## ACTIVITY
Write out all the entries below without any change.
===== DATA EXCERPTS =====
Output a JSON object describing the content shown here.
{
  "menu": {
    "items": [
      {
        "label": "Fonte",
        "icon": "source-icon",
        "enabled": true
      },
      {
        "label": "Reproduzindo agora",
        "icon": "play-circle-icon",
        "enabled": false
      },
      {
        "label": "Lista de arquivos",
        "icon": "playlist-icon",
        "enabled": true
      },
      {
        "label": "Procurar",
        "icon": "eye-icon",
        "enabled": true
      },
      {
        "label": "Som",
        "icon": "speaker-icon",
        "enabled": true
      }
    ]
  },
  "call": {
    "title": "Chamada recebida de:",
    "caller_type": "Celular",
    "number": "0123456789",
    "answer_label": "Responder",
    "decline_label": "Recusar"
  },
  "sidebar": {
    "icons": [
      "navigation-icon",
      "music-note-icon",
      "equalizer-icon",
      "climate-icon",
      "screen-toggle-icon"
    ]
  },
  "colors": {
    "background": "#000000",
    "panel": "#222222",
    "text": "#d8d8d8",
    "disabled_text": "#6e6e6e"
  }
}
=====
## OUTPUT OF THE EXERCISE
Output a JSON object describing the content shown here.
{
  "menu": {
    "items": [
      {
        "label": "Fonte",
        "icon": "source-icon",
        "enabled": true
      },
      {
        "label": "Reproduzindo agora",
        "icon": "play-circle-icon",
        "enabled": false
      },
      {
        "label": "Lista de arquivos",
        "icon": "playlist-icon",
        "enabled": true
      },
      {
        "label": "Procurar",
        "icon": "eye-icon",
        "enabled": true
      },
      {
        "label": "Som",
        "icon": "speaker-icon",
        "enabled": true
      }
    ]
  },
  "call": {
    "title": "Chamada recebida de:",
    "caller_type": "Celular",
    "number": "0123456789",
    "answer_label": "Responder",
    "decline_label": "Recusar"
  },
  "sidebar": {
    "icons": [
      "navigation-icon",
      "music-note-icon",
      "equalizer-icon",
      "climate-icon",
      "screen-toggle-icon"
    ]
  },
  "colors": {
    "background": "#000000",
    "panel": "#222222",
    "text": "#d8d8d8",
    "disabled_text": "#6e6e6e"
  }
}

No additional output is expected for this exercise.